The Last Airbender does contain martial arts style violence throughout. Some of the fighting is hand-to-hand or involves weapons like swords, but the focus is on benders, who use martial arts style movies to control the elements. Young kids may be frightened during scenes of peril, especially those in which the firebenders are throwing fireballs. Also, the concept of manipulating water, earth or fire may be enticing to some kids to imitate at home, which could obviously be dangerous, or at the very least, messy.
The Last Airbender - Content Overview*May contain spoilers.
- Violence (High): Characters in The Last Airbender practice martial arts style fighting and bending of the elements throughout the entire movie. Characters use knives and swords, engage in hand-to-hand combat, throw fireballs and start things on fire, use air to blow their enemies away, use water to trap others or throw ice crystals at them, and bend earth to throw large rocks or create ground swellings. Some characters are bound with ropes or chains. The movie culminates in a large scale battle. Very little blood is shown, and the fighting is pretty fake looking to adults, but probably not to young kids.

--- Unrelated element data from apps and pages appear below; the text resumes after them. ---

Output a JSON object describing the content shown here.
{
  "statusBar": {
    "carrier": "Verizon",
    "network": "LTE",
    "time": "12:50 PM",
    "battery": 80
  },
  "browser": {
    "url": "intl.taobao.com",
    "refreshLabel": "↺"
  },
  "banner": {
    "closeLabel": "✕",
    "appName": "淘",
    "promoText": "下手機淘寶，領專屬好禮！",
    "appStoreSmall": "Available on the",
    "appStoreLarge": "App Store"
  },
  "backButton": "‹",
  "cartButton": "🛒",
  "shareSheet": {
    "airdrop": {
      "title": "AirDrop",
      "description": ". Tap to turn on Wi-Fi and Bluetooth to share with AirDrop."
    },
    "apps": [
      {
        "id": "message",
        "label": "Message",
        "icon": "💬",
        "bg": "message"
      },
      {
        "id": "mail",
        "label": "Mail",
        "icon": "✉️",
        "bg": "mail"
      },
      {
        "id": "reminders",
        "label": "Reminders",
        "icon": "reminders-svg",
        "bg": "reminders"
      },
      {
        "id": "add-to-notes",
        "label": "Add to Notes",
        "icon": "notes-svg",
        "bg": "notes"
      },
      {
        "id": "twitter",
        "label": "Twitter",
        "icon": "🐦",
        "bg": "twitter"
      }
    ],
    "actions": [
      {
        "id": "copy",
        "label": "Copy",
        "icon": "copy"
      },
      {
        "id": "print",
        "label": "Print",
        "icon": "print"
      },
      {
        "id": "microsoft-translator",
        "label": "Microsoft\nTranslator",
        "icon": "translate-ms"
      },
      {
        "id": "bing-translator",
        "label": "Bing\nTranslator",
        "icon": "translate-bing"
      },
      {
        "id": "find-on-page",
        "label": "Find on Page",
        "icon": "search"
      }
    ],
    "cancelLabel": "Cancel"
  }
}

- Scary Scenes (Medium): Scenes listed under "violence" may be scary to young kids. Young kids may also be frightened by the firebenders during scenes when there are a lot of flames and the benders are throwing fireballs or shooting fire at their enemies. In one scene, the skeletons of Aang's people are shown, which causes him to get very upset. He glows and the wind becomes fierce. Very young kids may be frightened by a large dragon who appears in the movie, but it turns out to be friendly.
- Sex/Nudity (Low): A boy and girl kiss on the lips.
- Drugs and Alcohol (None)
- Language (None)
- Disrespectful/Imitative Behavior (Extreme): Characters engage in martial arts fighting and manipulate air, water, earth and fire, which might be enticing for some kids to try.
- Sad/Unsettling Scenes (High): Aang finds out that all of his people have been wiped out. We hear that Katara's mother was taken by the Fire Nation and killed, and their father is fighting in the war. In a flashback, we see Prince Zuko's father burn his face and banish him. A spirit (in the form of a fish) is killed and a young girl sacrifices her life to save it.
- Movie Topics Kids Might Have Questions About: spirits or the spirit world, reincarnation, war, the loss of a loved one, tattoos, banishment, oppression.
The Last Airbender - On Blu-ray
The Last Airbender is available on Blu-ray as part of a combo pack that also includes the DVD and a digital copy. Bonus features include behind-the-scenes features, deleted scenes, outtakes and more.